Your fantastic story doesn’t have to take place on a beach. Stranger Things takes place in a cul-de-sac in middle America. But the cul-de-sac backs onto a forest. And in that forest is a secret government facility. And in that facility is a little girl . . .
All it takes is your imagination to transform your back yard into something menacing. That neighbor guy in the slippers? The one who’s always telling kids to, “Get off my lawn?” What’s he hiding? Describe him. Describe him lawn. Imagine what his basement might look like.
Think about it. Without realizing it, you’re probably already creeping to the other side of the border between the realistic and the magical.
Then there’s the second part of the grounding of the real in magic realism story, the kind I hope I’ve used in Useless Bay, which is the love.
Remember the image from Stranger Things I used at the beginning? The monster without a face peeling itself out of the wallpaper, the mother running at first, then going back to face it because she loves her son Will that much? Think how easy it would be for her to just get in the car and peel out and never come back. No one would blame her. That thing is scary.
But she doesn’t leave.

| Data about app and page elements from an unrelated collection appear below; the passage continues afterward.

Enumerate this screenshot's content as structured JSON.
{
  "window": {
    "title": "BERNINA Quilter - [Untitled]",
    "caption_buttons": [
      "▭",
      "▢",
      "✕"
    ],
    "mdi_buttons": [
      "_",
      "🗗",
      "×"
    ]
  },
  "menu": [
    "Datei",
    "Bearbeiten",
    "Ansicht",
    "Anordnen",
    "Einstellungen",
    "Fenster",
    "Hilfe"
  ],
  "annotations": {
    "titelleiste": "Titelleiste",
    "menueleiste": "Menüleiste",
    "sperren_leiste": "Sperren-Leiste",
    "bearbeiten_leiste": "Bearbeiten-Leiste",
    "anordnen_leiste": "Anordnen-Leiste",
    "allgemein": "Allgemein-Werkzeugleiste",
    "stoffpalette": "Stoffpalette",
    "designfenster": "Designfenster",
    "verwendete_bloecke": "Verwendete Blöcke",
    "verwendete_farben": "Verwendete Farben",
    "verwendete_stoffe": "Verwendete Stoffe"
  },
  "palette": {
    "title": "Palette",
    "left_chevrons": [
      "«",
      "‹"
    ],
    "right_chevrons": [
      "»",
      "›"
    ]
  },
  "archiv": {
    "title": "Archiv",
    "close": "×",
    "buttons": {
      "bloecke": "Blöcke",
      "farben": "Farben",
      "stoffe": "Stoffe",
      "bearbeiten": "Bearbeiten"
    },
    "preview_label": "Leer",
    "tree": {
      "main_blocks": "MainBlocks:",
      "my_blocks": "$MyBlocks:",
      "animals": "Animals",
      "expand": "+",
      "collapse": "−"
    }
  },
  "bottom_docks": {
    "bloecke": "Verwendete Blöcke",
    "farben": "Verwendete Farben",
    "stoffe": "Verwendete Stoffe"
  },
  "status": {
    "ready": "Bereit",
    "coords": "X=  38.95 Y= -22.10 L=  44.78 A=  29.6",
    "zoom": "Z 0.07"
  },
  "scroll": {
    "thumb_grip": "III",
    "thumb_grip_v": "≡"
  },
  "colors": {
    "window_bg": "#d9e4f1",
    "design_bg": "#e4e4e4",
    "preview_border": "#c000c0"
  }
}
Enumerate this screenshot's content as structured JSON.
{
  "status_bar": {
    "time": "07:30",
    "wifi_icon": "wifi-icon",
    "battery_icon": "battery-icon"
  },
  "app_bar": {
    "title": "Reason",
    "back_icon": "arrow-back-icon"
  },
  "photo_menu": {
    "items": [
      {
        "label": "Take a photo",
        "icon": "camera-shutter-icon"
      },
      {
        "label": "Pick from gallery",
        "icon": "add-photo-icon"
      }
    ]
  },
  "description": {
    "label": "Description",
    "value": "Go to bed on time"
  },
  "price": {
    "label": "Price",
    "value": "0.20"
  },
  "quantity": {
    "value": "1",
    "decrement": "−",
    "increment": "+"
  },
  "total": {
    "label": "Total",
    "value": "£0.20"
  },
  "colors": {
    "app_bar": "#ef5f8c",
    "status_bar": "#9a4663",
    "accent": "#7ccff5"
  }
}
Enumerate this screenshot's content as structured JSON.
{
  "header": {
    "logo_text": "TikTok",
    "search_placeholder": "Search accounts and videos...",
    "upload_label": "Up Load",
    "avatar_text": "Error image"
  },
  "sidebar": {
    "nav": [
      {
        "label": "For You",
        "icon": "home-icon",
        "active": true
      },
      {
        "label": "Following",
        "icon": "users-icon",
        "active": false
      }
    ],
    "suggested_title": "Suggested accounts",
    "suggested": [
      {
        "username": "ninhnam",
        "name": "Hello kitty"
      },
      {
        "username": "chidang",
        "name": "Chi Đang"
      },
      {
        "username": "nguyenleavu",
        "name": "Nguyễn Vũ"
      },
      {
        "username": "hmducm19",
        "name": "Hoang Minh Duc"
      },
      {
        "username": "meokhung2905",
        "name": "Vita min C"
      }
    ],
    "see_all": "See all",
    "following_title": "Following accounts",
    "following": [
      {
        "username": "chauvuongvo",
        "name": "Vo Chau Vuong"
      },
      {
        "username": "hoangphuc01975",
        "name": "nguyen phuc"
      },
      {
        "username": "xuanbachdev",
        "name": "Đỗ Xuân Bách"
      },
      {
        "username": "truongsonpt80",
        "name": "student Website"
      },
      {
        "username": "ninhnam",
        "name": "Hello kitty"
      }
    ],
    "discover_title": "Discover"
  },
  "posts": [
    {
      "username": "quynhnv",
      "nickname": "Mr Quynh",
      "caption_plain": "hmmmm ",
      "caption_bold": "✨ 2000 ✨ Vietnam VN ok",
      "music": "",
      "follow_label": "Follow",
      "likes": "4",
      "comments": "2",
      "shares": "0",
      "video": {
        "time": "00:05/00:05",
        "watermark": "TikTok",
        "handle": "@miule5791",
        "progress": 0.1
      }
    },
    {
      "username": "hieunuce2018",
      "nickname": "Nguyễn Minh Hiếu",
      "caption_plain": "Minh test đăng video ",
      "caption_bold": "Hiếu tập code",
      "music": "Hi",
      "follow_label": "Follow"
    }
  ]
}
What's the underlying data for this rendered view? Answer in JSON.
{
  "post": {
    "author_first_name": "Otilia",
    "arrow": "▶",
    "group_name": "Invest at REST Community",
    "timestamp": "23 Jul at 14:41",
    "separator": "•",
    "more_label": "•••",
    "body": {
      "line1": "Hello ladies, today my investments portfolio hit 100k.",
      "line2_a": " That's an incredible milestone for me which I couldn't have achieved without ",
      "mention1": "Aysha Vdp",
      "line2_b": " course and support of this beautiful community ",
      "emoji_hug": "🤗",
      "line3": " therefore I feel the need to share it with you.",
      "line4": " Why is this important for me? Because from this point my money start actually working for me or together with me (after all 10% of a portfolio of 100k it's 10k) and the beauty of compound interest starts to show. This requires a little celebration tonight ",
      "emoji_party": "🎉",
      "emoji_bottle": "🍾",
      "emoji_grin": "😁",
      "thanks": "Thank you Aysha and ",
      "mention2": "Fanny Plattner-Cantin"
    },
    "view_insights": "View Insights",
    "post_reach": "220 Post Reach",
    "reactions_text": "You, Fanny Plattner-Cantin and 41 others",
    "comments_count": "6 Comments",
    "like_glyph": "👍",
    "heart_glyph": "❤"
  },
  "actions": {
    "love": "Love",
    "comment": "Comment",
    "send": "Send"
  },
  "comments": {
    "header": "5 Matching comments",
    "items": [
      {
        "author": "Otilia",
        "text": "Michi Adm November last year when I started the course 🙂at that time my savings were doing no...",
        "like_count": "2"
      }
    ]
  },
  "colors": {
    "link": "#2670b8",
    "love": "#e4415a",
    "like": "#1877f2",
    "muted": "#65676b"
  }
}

What a wonderfully fierce love. And that kind of love all over Stranger Things. The son’s friends—Mike, Lucas, and Justin–would also do anything to get Will back. And when everyone in the community bands together, that’s when things start to happen.
Can you have a magic realism story without that kind of love? Of course. You’d still have all the components. The suspense, the monster, the very real setting. There was this thing that creeped me out but we all got away from it without consequences the end.
Yes, it’s fine. You’re welcome to write a story like that. But I think the good ones have an extra layer, and that can be harder to pull off, but it’s that element that makes your magic realism story more rewarding.
It seems easy for me to say, “Just add love,” but it’s not the kind of thing you can plunk down or cast in a roll of the dice, the way the kids in Stranger Things cast “Fireball” in Dungeons and Dragons.
It can take a lot of soaks in the tub on your part, or walks along the lake or through your neighborhood. Because the kind of love that I’m talking about is connected closely with loss.
Because just as Stranger Things starts out with the loss of Will Byers, Useless Bay starts out with the loss of Grant Shepherd.
Think about your own life. Is there someone or something that you’ve loved and lost? It doesn’t have to be a brother or sister, it could be a grandparent, a family pet. An uncle or cousin or best friend who moved away. A friend you’ve gone to summer camp for years, who decided one year that “poof!” Nothing against you, he just doesn’t like horses anymore.
Conjure up that feeling of, “I’m never going to see them again,” and what you’d do if there were a chance that you might.
Maybe they’re not gone forever—maybe they’re just in the borderlands, and now it’s up to you to bring them back. It won’t be easy. You’ll be forever changed if you try.
What would you do?
If you say “anything,” if you say, “yes, I’m ready,” good for you! Pick up your pen.
You’ve just crossed a border.
It’s time to let the adventure unfold.